Scientists Identify Mechanism for Caffeine’s Potential Protective Effect Against Parkinson’s Disease
For immediate release.
NEWS RELEASE NR-01-03 (sent 5/4).For more information, please call Joe Carey at 202-745-5138 or the MGH public affairs office, 617-724-6423.
SCIENTISTS IDENTIFY MECHANISM FOR CAFFEINE’S POTENTIAL PROTECTIVE EFFECT AGAINST PARKINSON’S DISEASE
WASHINGTON, D.C. May 4 — That morning cup of coffee may be doing a lot more than giving you a needed lift at the start of the day. In mice studies, scientists have found that caffeine is able to prevent the loss of the chemical signal that is depleted in Parkinson’s disease.
The study links caffeine's effects to the A2A receptor located on nerve cells next to those that degenerate in Parkinson's patients. A2A receptors, which bind the molecule adenosine, are found in distinct areas of the brain, and their expression is restricted to the very cells that are targets of the neurons that go awry in Parkinson's disease, which afflicts some 500,000 Americans.

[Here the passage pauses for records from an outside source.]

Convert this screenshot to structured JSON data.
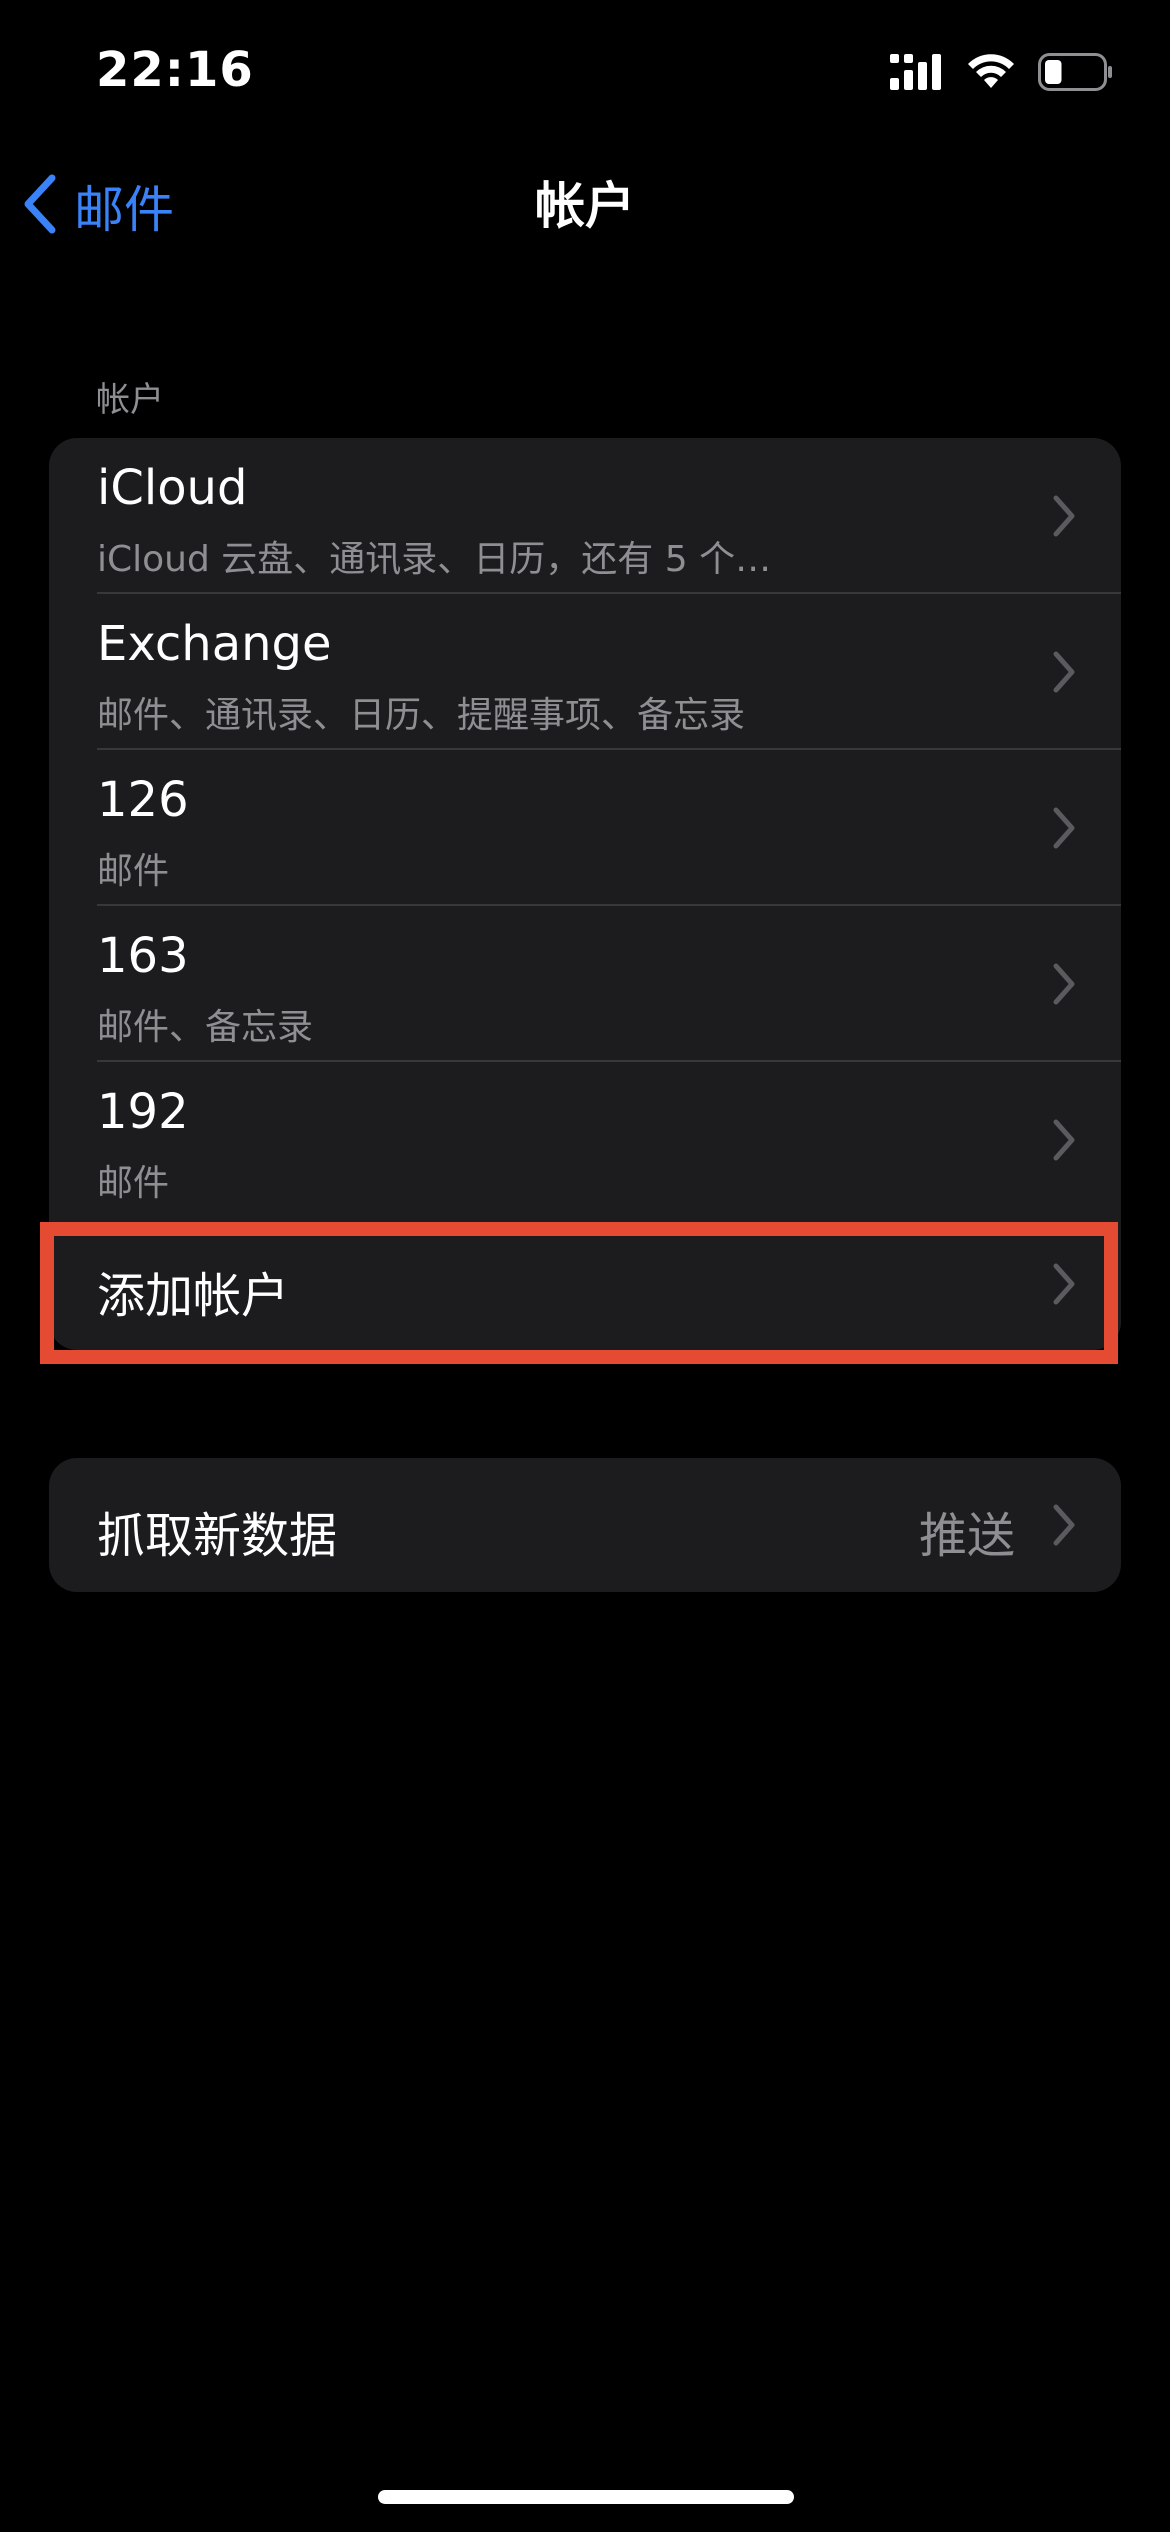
{
  "status_bar": {
    "time": "22:16",
    "icons": [
      "cellular-signal-icon",
      "wifi-icon",
      "battery-icon"
    ],
    "battery_level": 0.3
  },
  "nav": {
    "back_label": "邮件",
    "title": "帐户"
  },
  "accounts_section": {
    "header": "帐户",
    "items": [
      {
        "title": "iCloud",
        "subtitle": "iCloud 云盘、通讯录、日历，还有 5 个…"
      },
      {
        "title": "Exchange",
        "subtitle": "邮件、通讯录、日历、提醒事项、备忘录"
      },
      {
        "title": "126",
        "subtitle": "邮件"
      },
      {
        "title": "163",
        "subtitle": "邮件、备忘录"
      },
      {
        "title": "192",
        "subtitle": "邮件"
      }
    ],
    "add_account_label": "添加帐户"
  },
  "fetch_section": {
    "label": "抓取新数据",
    "value": "推送"
  },
  "colors": {
    "background": "#000000",
    "group_background": "#1c1c1e",
    "accent": "#3a82f7",
    "secondary_text": "#8e8e93",
    "highlight": "#e54a32"
  }
}
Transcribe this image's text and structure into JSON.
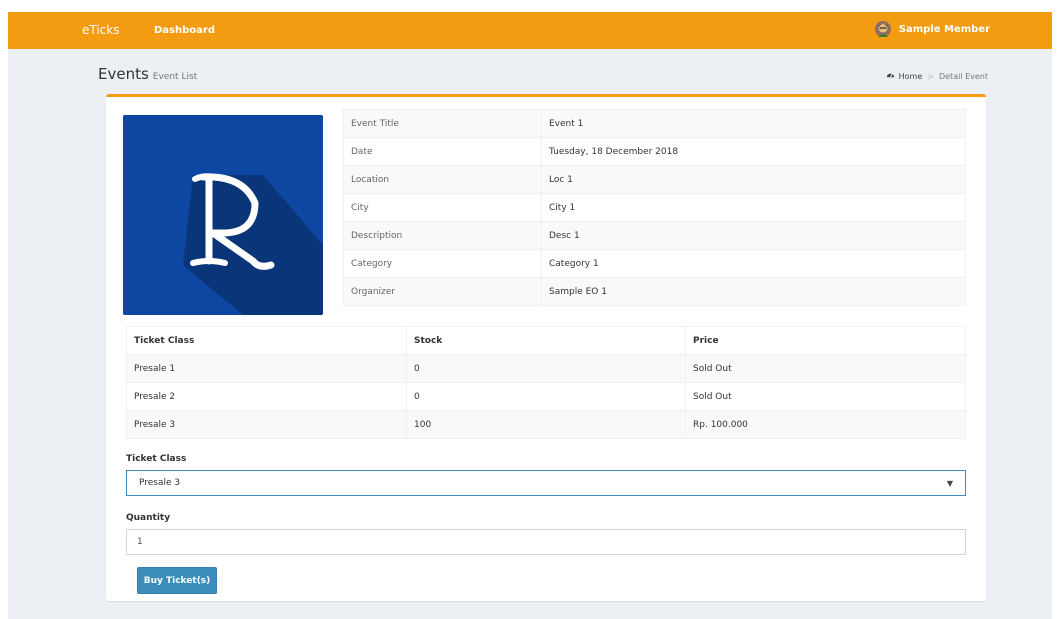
{
  "navbar": {
    "brand": "eTicks",
    "dashboard_link": "Dashboard",
    "user_name": "Sample Member",
    "avatar_icon": "user-avatar-icon"
  },
  "header": {
    "title": "Events",
    "subtitle": "Event List",
    "breadcrumb": {
      "home": "Home",
      "current": "Detail Event",
      "home_icon": "dashboard-icon"
    }
  },
  "event_image": {
    "letter": "R",
    "bg_color": "#0d47a1"
  },
  "details": [
    {
      "label": "Event Title",
      "value": "Event 1"
    },
    {
      "label": "Date",
      "value": "Tuesday, 18 December 2018"
    },
    {
      "label": "Location",
      "value": "Loc 1"
    },
    {
      "label": "City",
      "value": "City 1"
    },
    {
      "label": "Description",
      "value": "Desc 1"
    },
    {
      "label": "Category",
      "value": "Category 1"
    },
    {
      "label": "Organizer",
      "value": "Sample EO 1"
    }
  ],
  "tickets": {
    "headers": [
      "Ticket Class",
      "Stock",
      "Price"
    ],
    "rows": [
      [
        "Presale 1",
        "0",
        "Sold Out"
      ],
      [
        "Presale 2",
        "0",
        "Sold Out"
      ],
      [
        "Presale 3",
        "100",
        "Rp. 100.000"
      ]
    ]
  },
  "form": {
    "ticket_class_label": "Ticket Class",
    "ticket_class_value": "Presale 3",
    "quantity_label": "Quantity",
    "quantity_value": "1",
    "buy_button": "Buy Ticket(s)"
  },
  "colors": {
    "accent": "#f39c12",
    "primary": "#3c8dbc",
    "background": "#ecf0f5"
  }
}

Caffeine acts as an antagonist to the A2A receptor, blocking its binding site and rendering it inactive, notes lead author Michael Schwarzschild, MD, PhD, a neurologist at Boston’s Massachusetts General Hospital (MGH). The effects of caffeine were mimicked by several known A2A blockers as well as by genetic inactivation of the A2A receptor. The study, funded in part by the National Institutes of Health, appears in the May 15 issue of The Journal of Neuroscience.
“This report provides a scientific basis for understanding the reported inverse relationship between caffeine consumption and Parkinson's disease and points to the possible role of A2a adenosine blockers as potential disease modifying interventions,” says Ira Shoulson, MD, a neurologist at the University of Rochester.
The new mouse study adds to recent population studies showing that caffeine may be linked to a decreased risk of Parkinson’s. “The animal results lend more weight to caffeine’s neuroprotective nature,” says Schwarzschild. “But it doesn’t prove it. They do not provide a rationale for changing caffeine consumption habits.” Time will tell if the mouse data will translate to humans.
Dopamine replacement is the standard treatment for Parkinson's disease today. Despite this treatment, the disease continues to progress, often accompanied by motor side effects of the therapy. A2A receptor antagonists can enhance motor function and perhaps even slow disease progression without these complications. A2A receptor antagonists are now entering human trials for the treatment of Parkinson's disease.
Schwarzschild’s co-authors include Jiang-Fan Chen, MD, PhD, a co-director of the study project. Both are members of the Society for Neuroscience, an organization of more than 27,000 basic scientists and clinicians who study the brain and nervous system. The Society publishes The Journal of Neuroscience. To reach Schwarzschild, please call Georgia Pierce in the MGH public affairs office at 617-724-6423.